**TASK**
Keep each line of the material that includes "Pricing", and leave out the rest.
>>>
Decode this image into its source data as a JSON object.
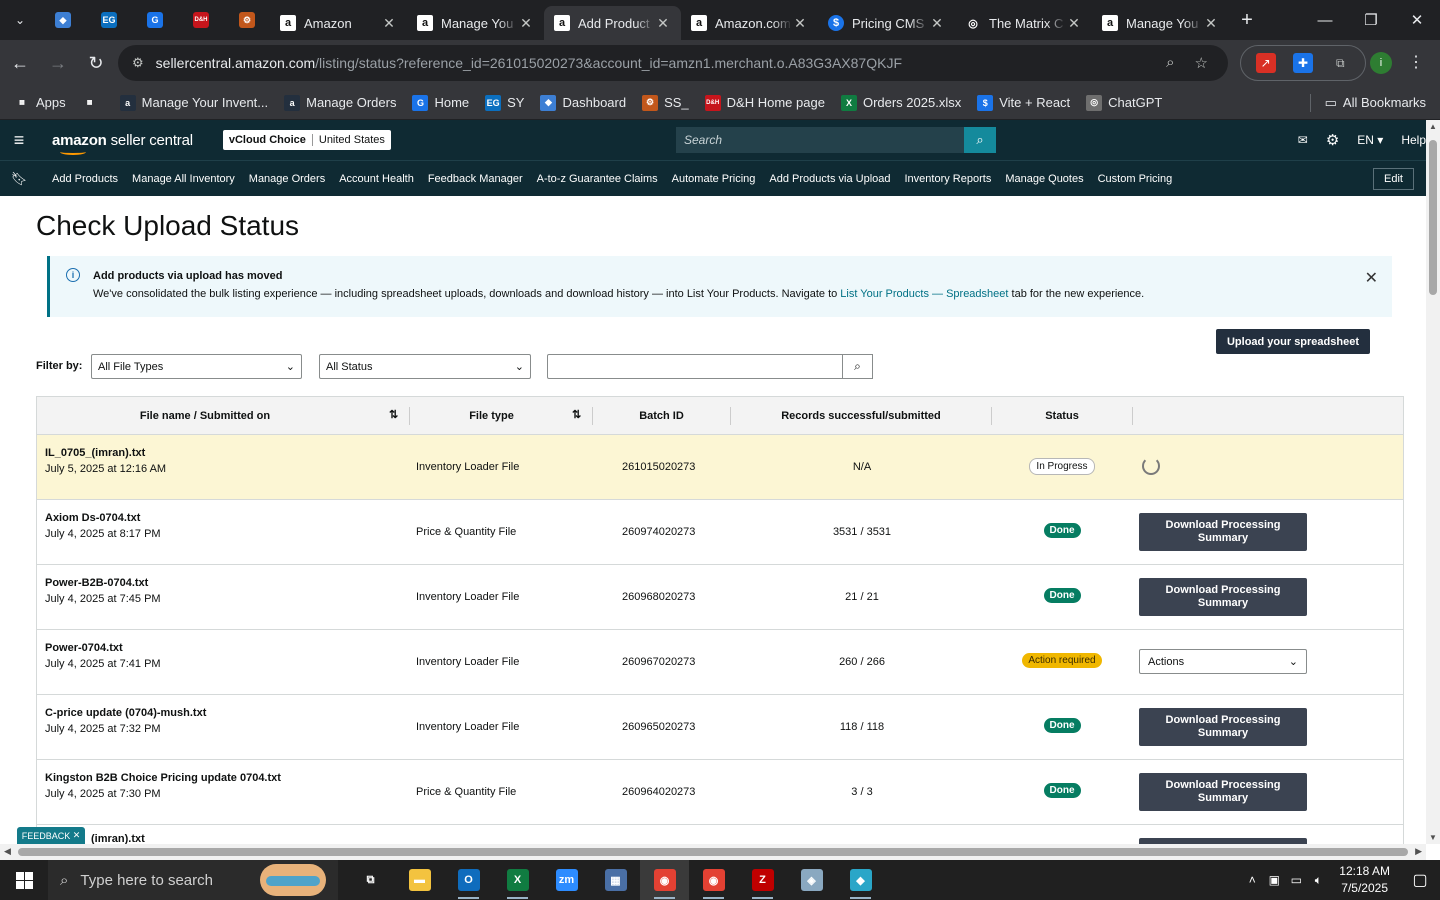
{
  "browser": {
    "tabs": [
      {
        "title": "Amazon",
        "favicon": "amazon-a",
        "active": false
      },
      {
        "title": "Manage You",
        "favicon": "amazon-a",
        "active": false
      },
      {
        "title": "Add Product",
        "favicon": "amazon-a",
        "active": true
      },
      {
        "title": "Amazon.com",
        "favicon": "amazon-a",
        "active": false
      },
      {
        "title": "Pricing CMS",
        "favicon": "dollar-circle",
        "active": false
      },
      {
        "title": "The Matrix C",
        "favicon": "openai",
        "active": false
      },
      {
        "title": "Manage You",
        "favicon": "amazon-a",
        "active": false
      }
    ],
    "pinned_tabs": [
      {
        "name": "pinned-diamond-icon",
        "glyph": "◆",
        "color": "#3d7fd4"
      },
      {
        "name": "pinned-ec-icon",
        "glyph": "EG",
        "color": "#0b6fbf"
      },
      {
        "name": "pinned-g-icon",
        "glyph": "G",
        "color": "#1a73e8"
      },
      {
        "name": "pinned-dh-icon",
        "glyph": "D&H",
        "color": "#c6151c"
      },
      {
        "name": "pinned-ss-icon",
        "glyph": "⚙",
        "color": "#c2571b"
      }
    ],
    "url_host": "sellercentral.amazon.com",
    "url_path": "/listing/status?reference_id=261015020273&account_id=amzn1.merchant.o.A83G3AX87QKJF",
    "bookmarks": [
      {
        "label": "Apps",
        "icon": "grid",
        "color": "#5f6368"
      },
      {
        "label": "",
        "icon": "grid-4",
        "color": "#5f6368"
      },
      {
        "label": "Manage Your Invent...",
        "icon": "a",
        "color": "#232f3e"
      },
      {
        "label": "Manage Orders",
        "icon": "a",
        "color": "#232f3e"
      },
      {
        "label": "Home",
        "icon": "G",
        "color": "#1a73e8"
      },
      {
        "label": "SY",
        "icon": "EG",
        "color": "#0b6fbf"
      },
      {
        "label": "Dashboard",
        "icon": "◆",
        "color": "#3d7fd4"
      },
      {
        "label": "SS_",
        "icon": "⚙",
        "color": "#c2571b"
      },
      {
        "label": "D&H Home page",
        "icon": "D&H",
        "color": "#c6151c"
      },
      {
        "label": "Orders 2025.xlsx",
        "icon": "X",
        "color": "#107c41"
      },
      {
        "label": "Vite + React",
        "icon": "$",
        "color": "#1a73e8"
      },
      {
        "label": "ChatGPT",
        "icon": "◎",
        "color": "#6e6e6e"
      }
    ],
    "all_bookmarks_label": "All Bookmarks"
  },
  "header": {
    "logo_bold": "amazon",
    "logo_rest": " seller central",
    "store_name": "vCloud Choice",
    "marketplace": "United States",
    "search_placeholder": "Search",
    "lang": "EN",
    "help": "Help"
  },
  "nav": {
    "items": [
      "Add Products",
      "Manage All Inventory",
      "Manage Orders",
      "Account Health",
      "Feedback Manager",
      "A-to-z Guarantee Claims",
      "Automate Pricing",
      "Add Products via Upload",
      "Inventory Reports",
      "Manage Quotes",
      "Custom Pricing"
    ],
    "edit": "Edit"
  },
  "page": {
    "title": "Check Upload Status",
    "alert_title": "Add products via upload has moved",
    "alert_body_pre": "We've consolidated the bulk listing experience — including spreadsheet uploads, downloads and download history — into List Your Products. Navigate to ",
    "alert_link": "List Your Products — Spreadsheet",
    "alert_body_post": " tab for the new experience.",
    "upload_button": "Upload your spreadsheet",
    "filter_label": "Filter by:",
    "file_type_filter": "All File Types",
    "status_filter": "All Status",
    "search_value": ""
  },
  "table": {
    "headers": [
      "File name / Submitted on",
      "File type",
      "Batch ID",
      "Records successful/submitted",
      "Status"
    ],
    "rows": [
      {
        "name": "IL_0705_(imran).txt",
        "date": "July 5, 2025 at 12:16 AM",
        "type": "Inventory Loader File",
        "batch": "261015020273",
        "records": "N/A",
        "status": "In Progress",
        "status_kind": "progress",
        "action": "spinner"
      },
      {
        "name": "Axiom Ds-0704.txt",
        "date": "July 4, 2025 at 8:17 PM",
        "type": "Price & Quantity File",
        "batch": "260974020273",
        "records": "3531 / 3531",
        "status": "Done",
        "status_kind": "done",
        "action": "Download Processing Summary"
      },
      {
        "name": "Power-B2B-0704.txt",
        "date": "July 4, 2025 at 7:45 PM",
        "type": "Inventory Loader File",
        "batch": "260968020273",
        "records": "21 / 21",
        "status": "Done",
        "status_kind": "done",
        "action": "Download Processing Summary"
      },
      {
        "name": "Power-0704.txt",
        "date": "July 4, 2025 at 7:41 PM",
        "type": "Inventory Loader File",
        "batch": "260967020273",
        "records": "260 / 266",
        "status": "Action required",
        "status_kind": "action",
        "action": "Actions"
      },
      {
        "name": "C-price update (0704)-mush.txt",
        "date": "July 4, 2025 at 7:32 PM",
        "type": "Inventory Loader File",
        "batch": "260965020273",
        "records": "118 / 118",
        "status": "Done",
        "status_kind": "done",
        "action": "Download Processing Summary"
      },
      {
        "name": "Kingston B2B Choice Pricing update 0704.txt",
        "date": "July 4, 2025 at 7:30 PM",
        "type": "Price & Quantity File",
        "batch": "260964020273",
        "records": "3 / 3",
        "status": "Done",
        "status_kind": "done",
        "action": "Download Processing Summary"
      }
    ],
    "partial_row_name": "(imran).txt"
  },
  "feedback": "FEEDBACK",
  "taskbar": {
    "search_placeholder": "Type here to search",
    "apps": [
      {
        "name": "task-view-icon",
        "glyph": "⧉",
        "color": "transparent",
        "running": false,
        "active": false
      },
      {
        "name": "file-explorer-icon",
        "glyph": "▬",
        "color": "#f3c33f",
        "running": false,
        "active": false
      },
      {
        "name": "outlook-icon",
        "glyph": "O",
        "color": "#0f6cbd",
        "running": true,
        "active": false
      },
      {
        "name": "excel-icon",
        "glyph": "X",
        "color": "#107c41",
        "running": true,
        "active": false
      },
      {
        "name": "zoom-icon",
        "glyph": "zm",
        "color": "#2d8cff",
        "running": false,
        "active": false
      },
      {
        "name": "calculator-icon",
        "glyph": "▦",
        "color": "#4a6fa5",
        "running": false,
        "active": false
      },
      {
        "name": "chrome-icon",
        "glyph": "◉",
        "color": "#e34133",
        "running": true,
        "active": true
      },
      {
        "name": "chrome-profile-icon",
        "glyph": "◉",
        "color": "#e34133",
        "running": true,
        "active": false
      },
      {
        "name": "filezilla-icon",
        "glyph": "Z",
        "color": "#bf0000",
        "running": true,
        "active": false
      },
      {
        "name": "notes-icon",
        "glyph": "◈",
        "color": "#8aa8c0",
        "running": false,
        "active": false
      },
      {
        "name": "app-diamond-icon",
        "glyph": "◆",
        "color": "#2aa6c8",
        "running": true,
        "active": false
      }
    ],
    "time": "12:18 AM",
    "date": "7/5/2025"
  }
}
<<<
**FINAL ANSWER**
        "title": "Pricing CMS",
      "Automate Pricing",
      "Custom Pricing"
        "name": "Kingston B2B Choice Pricing update 0704.txt",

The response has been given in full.